Top IT Service Management challenges…

  1. IT cost transparency. Something has still got to give in terms of what IT costs — IT is and will continue to be a sizable expense to the business. The IT organization is spending the business’ money, and so the business wants to know whether it is being spent wisely (and who can blame them). How many IT shops know if they are investing the business’ money wisely outside of projects?
  2. Value demonstration. Is IT still just a cost center or has your IT organization been able to translate IT investment into demonstrable business success? I still rather somewhat cheekily say that “if we could demonstrate the business value derived from IT, surely we would be being asked to spend more rather than having to respond to corporately mandated, quick fix, end-of-year budget cuts.”
  3. Agility. The speed of business change continues to dictate a rapid response from IT that many struggle with — as a simple example, yesterday my nephew told me of his five-week wait for a laptop at the bank he recently joined. Not only is it speed and flexibility, it is also “agility of mind.” A change in I&O mindset that asks “why not?” rather than “why?”
  4. Availability. Nothing new here (again). The business needs high quality, highly available IT (or business) services. The difference is in business expectations and available alternatives. For a number of reasons, the business continues to be less forgiving of IT failure and, again, who can blame them.

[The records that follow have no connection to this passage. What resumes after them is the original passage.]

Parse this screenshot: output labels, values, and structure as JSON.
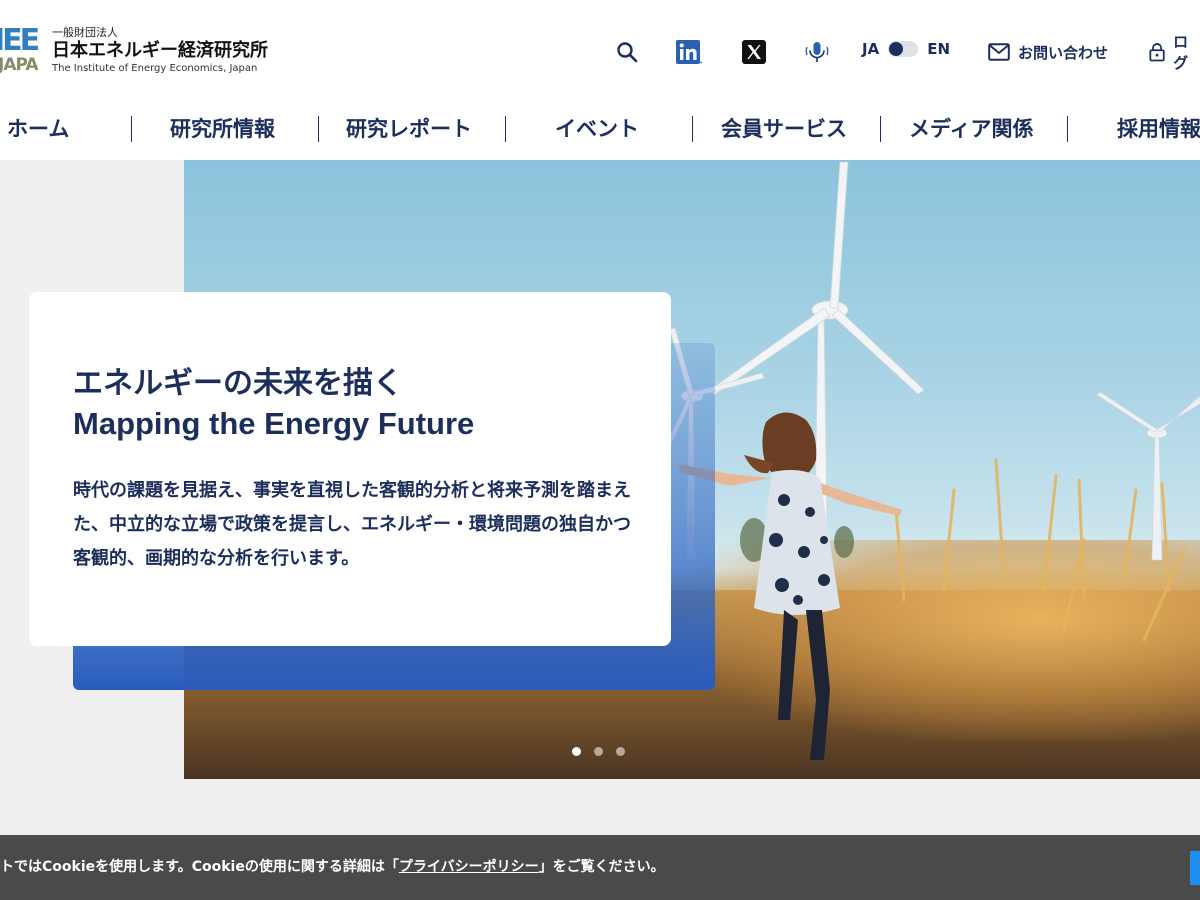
{
  "header": {
    "logo": {
      "mark_top": "IEE",
      "mark_bottom": "JAPAN",
      "sub": "一般財団法人",
      "name": "日本エネルギー経済研究所",
      "name_en": "The Institute of Energy Economics, Japan"
    },
    "utility": {
      "search_icon": "search-icon",
      "linkedin_icon": "linkedin-icon",
      "x_icon": "x-icon",
      "podcast_icon": "microphone-icon",
      "lang_ja": "JA",
      "lang_en": "EN",
      "contact_label": "お問い合わせ",
      "login_label": "ログ"
    }
  },
  "nav": {
    "items": [
      {
        "label": "ホーム"
      },
      {
        "label": "研究所情報"
      },
      {
        "label": "研究レポート"
      },
      {
        "label": "イベント"
      },
      {
        "label": "会員サービス"
      },
      {
        "label": "メディア関係"
      },
      {
        "label": "採用情報"
      }
    ]
  },
  "hero": {
    "title_ja": "エネルギーの未来を描く",
    "title_en": "Mapping the Energy Future",
    "description": "時代の課題を見据え、事実を直視した客観的分析と将来予測を踏まえた、中立的な立場で政策を提言し、エネルギー・環境問題の独自かつ客観的、画期的な分析を行います。",
    "slides": 3,
    "active_slide": 1
  },
  "cookie": {
    "text_before": "トではCookieを使用します。Cookieの使用に関する詳細は「",
    "link": "プライバシーポリシー",
    "text_after": "」をご覧ください。"
  },
  "colors": {
    "brand_navy": "#1c2e5c",
    "logo_blue": "#2f7fc1",
    "logo_olive": "#8c8a6a",
    "card_blue": "#2a5cbd",
    "cookie_bg": "#4a4a4a",
    "cookie_button": "#1e8ff0"
  }
}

  5. “Personal hardware.”  End user devices will continue to be a big challenge for IT in 2013. Whether it is the fact that our “internal customers” are unhappy with their “outdated” corporate laptops or the fact that they can’t have corporate iPads or the whole “can of worms” that is BYOD (bring your own device), personal productivity hardware will again be a battleground of business discontent in 2013.
  6. Support and customer service. For me, support is one thing and customer service is another; ideally IT delivers both. That it is ultimately about supporting the consumption of IT services by people rather than just supporting the technology that delivers the IT services. And that service-centricity by frontline IT staff is not enough; it needs to be all IT staff. The same is true for customer-centricity.
  7. Cloud. As cloud adoption continues, are we looking at cloud as a technical or business solution, or both? Do we know enough about the status quo to make informed decisions about moving IT services to the cloud? Probably not; yet for many, cloud is the answer. But I still can’t help think that we haven’t really taken the time to fully understand the question.
  8. Mobility. BYOD comes into play here again, but I think that a bigger issue is at hand — that we are still technology-centric. We all hear talk about MDM (mobile device management) as “THE big issue.” IMO, however, this is old-skool-IT with the device a red herring and of little interest to the customer (unless IT is providing outdated devices). Your customers want (or at least we hope that they continue to want) to access your services any which way they can and need to. Mobility is about people.
  9. Compliance. Whether it’s internal or external regulatory compliance (or governance), most of the above will potentially have a negative knock on to compliance whether it be SOX, software compliance, or meeting internal requirements for “transparency and robustness.” With everything going on elsewhere, it is easy for me to imagine degradation in internal control, not reacting to new risks as a minimum.